Death of a journalist


THE PAKISTANI journalist Syed Saleem Shahzad knew he was in danger. His beat, which involved delving into the murky nexus that exists between militant groups and Pakistan’s formidable security apparatus, brought him into contact with all kinds of unsavoury characters. Shahzad’s fearless reporting needled many, several of whom wanted him silenced. He had informed Human Rights Watch of repeated threats from the Inter-Services Intelligence (ISI), Pakistan’s powerful spy agency.

Last week, Shahzad’s battered body was fished from a canal after he disappeared from a high-security zone in the Pakistani capital Islamabad. His final article, published two days earlier, suggested that a recent attack on a Karachi naval base was retaliation by militants over efforts to root out al-Qaeda sympathisers in the navy. The audacious 17-hour assault on the facility embarrassed Pakistan’s military establishment, which had already been smarting over the US raid that killed Osama Bin Laden in a garrison town last month.

The manner of Shahzad’s abduction, torture, and killing, along with the knowledge that he felt sufficiently threatened by the ISI to contact Human Rights Watch last October, has caused many to point the finger at the much-feared agency. The consensus in Pakistan is that the investigative journalist was targeted because he knew too much, and revealed too much in his reporting.

Few have much faith in prime minister Yousuf Raza Gilani’s pledge that those responsible for Shahzad’s death will be brought to justice, because, not only is Pakistan one of the most dangerous countries for journalists to work in, it is also a place where their killers go free.
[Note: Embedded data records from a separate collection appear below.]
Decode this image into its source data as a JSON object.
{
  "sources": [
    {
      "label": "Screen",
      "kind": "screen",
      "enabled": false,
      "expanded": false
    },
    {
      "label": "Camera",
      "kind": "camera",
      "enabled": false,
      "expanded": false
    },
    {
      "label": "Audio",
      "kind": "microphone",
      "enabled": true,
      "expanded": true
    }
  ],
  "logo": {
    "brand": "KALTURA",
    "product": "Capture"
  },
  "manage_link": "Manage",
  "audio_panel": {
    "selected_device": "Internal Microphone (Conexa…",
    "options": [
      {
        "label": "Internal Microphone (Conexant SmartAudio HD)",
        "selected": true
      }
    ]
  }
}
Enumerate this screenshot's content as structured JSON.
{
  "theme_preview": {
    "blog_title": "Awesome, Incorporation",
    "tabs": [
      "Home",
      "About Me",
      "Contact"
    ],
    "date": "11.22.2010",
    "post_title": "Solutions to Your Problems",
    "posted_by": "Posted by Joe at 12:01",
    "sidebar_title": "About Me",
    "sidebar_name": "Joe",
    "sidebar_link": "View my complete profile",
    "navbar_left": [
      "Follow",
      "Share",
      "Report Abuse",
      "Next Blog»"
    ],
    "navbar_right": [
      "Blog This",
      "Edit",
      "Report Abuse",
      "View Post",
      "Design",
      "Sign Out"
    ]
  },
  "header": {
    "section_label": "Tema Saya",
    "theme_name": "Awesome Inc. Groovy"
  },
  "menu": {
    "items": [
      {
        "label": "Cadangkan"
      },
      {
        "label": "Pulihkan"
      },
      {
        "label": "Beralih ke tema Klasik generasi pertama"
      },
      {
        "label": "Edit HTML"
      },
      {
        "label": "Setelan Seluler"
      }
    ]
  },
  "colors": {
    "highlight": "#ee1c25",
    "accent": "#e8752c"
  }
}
According to the Committee to Protect Journalists, in the years since the kidnapping and murder of the Wall Street Journalreporter Daniel Pearl in 2002, more than 30 media workers have met a violent end in Pakistan, 17 of them targeted specifically for their work. The Pearl killing is the only case where anyone has been brought to book.

Shahzad’s death, which has echoed far beyond Pakistan, raises disturbing questions for the country. It has highlighted yet again the ease with which challenging voices are snuffed out – whether it is someone who shines a light in dark corners, like Shahzad, or politicians like Salman Taseer or Shahbaz Bhatti, both recently killed for objecting to Pakistan’s draconian blasphemy laws. It has acted as a reminder of a culture of impunity that continues unchecked.